WHAT YOU SHOULD DO:
Give all the lines below again, exactly, with no pictures.
---- DATA RECORDS
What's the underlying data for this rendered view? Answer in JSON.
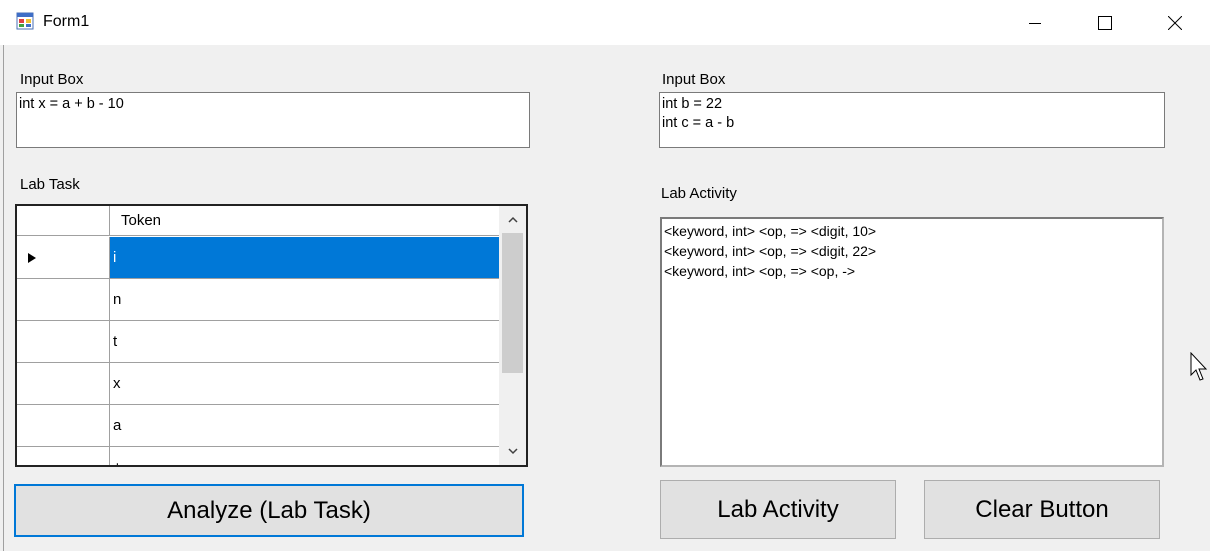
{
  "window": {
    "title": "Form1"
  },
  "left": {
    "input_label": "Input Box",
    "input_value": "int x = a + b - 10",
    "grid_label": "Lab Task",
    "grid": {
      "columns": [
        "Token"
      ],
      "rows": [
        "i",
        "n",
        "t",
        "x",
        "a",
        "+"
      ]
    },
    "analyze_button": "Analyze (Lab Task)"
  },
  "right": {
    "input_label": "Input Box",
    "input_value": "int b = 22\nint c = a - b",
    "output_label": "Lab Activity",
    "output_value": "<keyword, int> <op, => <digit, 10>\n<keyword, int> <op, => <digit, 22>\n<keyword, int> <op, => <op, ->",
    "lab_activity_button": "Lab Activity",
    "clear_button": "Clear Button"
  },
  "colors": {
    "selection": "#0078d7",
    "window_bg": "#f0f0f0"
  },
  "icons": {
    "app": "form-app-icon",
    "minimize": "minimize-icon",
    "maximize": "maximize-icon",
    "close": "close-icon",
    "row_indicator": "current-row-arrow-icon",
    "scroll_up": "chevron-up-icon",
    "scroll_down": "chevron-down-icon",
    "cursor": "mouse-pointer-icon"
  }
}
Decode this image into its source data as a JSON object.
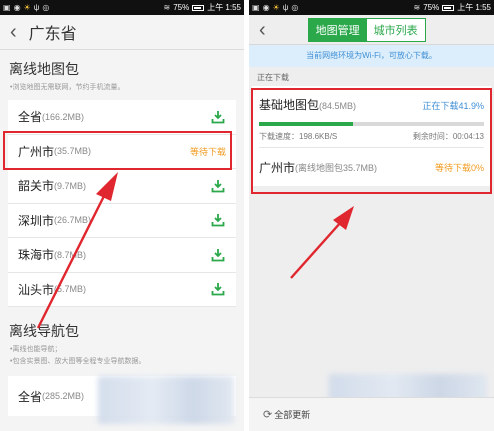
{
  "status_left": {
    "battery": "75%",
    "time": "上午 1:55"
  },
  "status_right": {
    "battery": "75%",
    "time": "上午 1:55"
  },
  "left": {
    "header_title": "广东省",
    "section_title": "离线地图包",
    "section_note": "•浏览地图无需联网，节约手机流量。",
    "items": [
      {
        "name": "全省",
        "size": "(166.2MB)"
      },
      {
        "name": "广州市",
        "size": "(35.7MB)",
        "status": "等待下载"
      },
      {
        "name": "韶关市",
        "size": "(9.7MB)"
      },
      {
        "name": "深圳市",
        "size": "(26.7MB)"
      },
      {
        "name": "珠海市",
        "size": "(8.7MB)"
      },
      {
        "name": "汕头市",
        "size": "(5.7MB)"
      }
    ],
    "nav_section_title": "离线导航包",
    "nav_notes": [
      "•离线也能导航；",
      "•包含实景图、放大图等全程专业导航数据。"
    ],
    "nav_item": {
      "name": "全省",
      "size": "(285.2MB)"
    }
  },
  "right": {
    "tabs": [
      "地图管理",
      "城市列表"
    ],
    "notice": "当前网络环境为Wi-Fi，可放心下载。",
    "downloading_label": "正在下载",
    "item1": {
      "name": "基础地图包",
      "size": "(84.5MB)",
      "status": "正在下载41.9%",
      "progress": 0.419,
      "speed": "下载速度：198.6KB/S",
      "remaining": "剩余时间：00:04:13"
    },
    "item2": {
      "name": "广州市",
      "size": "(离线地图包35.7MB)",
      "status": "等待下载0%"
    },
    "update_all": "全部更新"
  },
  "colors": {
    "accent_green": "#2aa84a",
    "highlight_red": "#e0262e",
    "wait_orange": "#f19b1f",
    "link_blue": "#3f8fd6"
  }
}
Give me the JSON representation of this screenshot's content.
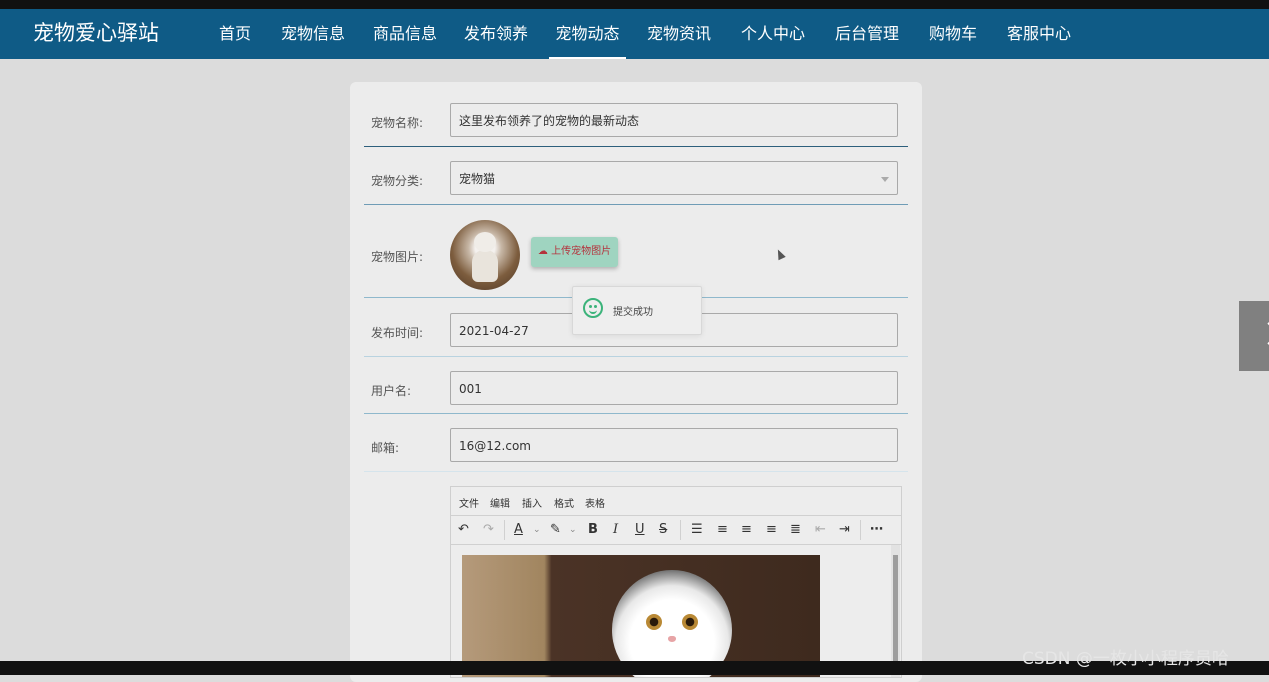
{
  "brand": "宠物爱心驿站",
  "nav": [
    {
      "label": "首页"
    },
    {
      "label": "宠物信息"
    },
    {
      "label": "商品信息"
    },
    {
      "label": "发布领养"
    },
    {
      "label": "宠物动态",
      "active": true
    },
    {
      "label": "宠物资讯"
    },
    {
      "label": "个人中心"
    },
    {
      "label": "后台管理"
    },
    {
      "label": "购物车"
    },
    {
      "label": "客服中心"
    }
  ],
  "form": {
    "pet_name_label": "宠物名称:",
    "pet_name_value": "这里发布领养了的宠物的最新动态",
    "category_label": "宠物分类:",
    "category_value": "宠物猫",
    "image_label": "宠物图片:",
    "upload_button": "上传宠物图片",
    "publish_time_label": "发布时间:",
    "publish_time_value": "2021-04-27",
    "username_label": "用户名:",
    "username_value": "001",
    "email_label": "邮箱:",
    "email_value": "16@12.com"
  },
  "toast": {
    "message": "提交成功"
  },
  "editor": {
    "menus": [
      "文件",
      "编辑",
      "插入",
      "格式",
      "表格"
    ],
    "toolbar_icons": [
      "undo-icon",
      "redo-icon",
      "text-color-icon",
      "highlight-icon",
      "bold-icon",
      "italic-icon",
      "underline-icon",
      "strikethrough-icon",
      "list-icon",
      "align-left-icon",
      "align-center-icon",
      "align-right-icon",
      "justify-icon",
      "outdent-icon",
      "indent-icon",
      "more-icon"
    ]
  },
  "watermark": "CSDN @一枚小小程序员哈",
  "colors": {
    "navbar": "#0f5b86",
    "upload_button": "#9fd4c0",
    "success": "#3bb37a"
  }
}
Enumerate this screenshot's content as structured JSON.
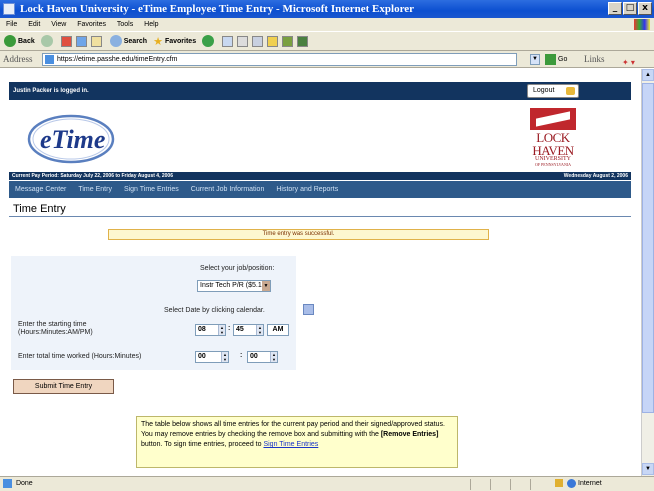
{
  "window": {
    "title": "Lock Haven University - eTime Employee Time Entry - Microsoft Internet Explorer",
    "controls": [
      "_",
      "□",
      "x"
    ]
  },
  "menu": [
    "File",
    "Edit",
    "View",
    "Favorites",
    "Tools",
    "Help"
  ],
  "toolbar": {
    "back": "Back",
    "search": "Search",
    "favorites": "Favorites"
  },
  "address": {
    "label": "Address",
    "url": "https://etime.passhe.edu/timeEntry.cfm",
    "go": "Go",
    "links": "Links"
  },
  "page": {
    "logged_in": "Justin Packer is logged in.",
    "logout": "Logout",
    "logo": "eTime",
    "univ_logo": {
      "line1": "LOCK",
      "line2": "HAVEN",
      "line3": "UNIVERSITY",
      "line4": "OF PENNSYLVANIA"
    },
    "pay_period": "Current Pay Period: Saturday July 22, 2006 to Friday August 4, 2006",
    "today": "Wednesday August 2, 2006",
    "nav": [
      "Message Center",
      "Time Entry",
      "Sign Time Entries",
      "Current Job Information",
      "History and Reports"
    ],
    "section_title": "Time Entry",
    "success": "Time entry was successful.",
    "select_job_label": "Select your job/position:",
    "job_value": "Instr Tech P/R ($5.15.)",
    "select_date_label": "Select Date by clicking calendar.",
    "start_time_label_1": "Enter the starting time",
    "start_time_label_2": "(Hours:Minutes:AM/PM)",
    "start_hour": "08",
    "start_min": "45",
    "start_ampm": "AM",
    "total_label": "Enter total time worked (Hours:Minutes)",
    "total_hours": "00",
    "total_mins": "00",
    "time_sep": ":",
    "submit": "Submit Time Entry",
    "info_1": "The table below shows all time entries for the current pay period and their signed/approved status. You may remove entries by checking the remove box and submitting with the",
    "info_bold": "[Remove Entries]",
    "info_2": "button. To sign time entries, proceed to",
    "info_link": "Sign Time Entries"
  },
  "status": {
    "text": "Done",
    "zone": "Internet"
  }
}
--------
FINISHED EXERCISE:
What's the underlying data for this rendered view? Answer in JSON.
{
  "window": {
    "title": "Form1"
  },
  "left": {
    "input_label": "Input Box",
    "input_value": "int x = a + b - 10",
    "grid_label": "Lab Task",
    "grid": {
      "columns": [
        "Token"
      ],
      "rows": [
        "i",
        "n",
        "t",
        "x",
        "a",
        "+"
      ]
    },
    "analyze_button": "Analyze (Lab Task)"
  },
  "right": {
    "input_label": "Input Box",
    "input_value": "int b = 22\nint c = a - b",
    "output_label": "Lab Activity",
    "output_value": "<keyword, int> <op, => <digit, 10>\n<keyword, int> <op, => <digit, 22>\n<keyword, int> <op, => <op, ->",
    "lab_activity_button": "Lab Activity",
    "clear_button": "Clear Button"
  },
  "colors": {
    "selection": "#0078d7",
    "window_bg": "#f0f0f0"
  },
  "icons": {
    "app": "form-app-icon",
    "minimize": "minimize-icon",
    "maximize": "maximize-icon",
    "close": "close-icon",
    "row_indicator": "current-row-arrow-icon",
    "scroll_up": "chevron-up-icon",
    "scroll_down": "chevron-down-icon",
    "cursor": "mouse-pointer-icon"
  }
}
Decode this image into its source data as a JSON object.
{
  "status_left": {
    "battery": "75%",
    "time": "上午 1:55"
  },
  "status_right": {
    "battery": "75%",
    "time": "上午 1:55"
  },
  "left": {
    "header_title": "广东省",
    "section_title": "离线地图包",
    "section_note": "•浏览地图无需联网，节约手机流量。",
    "items": [
      {
        "name": "全省",
        "size": "(166.2MB)"
      },
      {
        "name": "广州市",
        "size": "(35.7MB)",
        "status": "等待下载"
      },
      {
        "name": "韶关市",
        "size": "(9.7MB)"
      },
      {
        "name": "深圳市",
        "size": "(26.7MB)"
      },
      {
        "name": "珠海市",
        "size": "(8.7MB)"
      },
      {
        "name": "汕头市",
        "size": "(5.7MB)"
      }
    ],
    "nav_section_title": "离线导航包",
    "nav_notes": [
      "•离线也能导航；",
      "•包含实景图、放大图等全程专业导航数据。"
    ],
    "nav_item": {
      "name": "全省",
      "size": "(285.2MB)"
    }
  },
  "right": {
    "tabs": [
      "地图管理",
      "城市列表"
    ],
    "notice": "当前网络环境为Wi-Fi，可放心下载。",
    "downloading_label": "正在下载",
    "item1": {
      "name": "基础地图包",
      "size": "(84.5MB)",
      "status": "正在下载41.9%",
      "progress": 0.419,
      "speed": "下载速度：198.6KB/S",
      "remaining": "剩余时间：00:04:13"
    },
    "item2": {
      "name": "广州市",
      "size": "(离线地图包35.7MB)",
      "status": "等待下载0%"
    },
    "update_all": "全部更新"
  },
  "colors": {
    "accent_green": "#2aa84a",
    "highlight_red": "#e0262e",
    "wait_orange": "#f19b1f",
    "link_blue": "#3f8fd6"
  }
}
Give me the JSON representation of this screenshot's content.
{
  "brand": "宠物爱心驿站",
  "nav": [
    {
      "label": "首页"
    },
    {
      "label": "宠物信息"
    },
    {
      "label": "商品信息"
    },
    {
      "label": "发布领养"
    },
    {
      "label": "宠物动态",
      "active": true
    },
    {
      "label": "宠物资讯"
    },
    {
      "label": "个人中心"
    },
    {
      "label": "后台管理"
    },
    {
      "label": "购物车"
    },
    {
      "label": "客服中心"
    }
  ],
  "form": {
    "pet_name_label": "宠物名称:",
    "pet_name_value": "这里发布领养了的宠物的最新动态",
    "category_label": "宠物分类:",
    "category_value": "宠物猫",
    "image_label": "宠物图片:",
    "upload_button": "上传宠物图片",
    "publish_time_label": "发布时间:",
    "publish_time_value": "2021-04-27",
    "username_label": "用户名:",
    "username_value": "001",
    "email_label": "邮箱:",
    "email_value": "16@12.com"
  },
  "toast": {
    "message": "提交成功"
  },
  "editor": {
    "menus": [
      "文件",
      "编辑",
      "插入",
      "格式",
      "表格"
    ],
    "toolbar_icons": [
      "undo-icon",
      "redo-icon",
      "text-color-icon",
      "highlight-icon",
      "bold-icon",
      "italic-icon",
      "underline-icon",
      "strikethrough-icon",
      "list-icon",
      "align-left-icon",
      "align-center-icon",
      "align-right-icon",
      "justify-icon",
      "outdent-icon",
      "indent-icon",
      "more-icon"
    ]
  },
  "watermark": "CSDN @一枚小小程序员哈",
  "colors": {
    "navbar": "#0f5b86",
    "upload_button": "#9fd4c0",
    "success": "#3bb37a"
  }
}
Enumerate this screenshot's content as structured JSON.
{
  "window": {
    "title": "Lock Haven University - eTime Employee Time Entry - Microsoft Internet Explorer",
    "controls": [
      "_",
      "□",
      "x"
    ]
  },
  "menu": [
    "File",
    "Edit",
    "View",
    "Favorites",
    "Tools",
    "Help"
  ],
  "toolbar": {
    "back": "Back",
    "search": "Search",
    "favorites": "Favorites"
  },
  "address": {
    "label": "Address",
    "url": "https://etime.passhe.edu/timeEntry.cfm",
    "go": "Go",
    "links": "Links"
  },
  "page": {
    "logged_in": "Justin Packer is logged in.",
    "logout": "Logout",
    "logo": "eTime",
    "univ_logo": {
      "line1": "LOCK",
      "line2": "HAVEN",
      "line3": "UNIVERSITY",
      "line4": "OF PENNSYLVANIA"
    },
    "pay_period": "Current Pay Period: Saturday July 22, 2006 to Friday August 4, 2006",
    "today": "Wednesday August 2, 2006",
    "nav": [
      "Message Center",
      "Time Entry",
      "Sign Time Entries",
      "Current Job Information",
      "History and Reports"
    ],
    "section_title": "Time Entry",
    "success": "Time entry was successful.",
    "select_job_label": "Select your job/position:",
    "job_value": "Instr Tech P/R ($5.15.)",
    "select_date_label": "Select Date by clicking calendar.",
    "start_time_label_1": "Enter the starting time",
    "start_time_label_2": "(Hours:Minutes:AM/PM)",
    "start_hour": "08",
    "start_min": "45",
    "start_ampm": "AM",
    "total_label": "Enter total time worked (Hours:Minutes)",
    "total_hours": "00",
    "total_mins": "00",
    "time_sep": ":",
    "submit": "Submit Time Entry",
    "info_1": "The table below shows all time entries for the current pay period and their signed/approved status. You may remove entries by checking the remove box and submitting with the",
    "info_bold": "[Remove Entries]",
    "info_2": "button. To sign time entries, proceed to",
    "info_link": "Sign Time Entries"
  },
  "status": {
    "text": "Done",
    "zone": "Internet"
  }
}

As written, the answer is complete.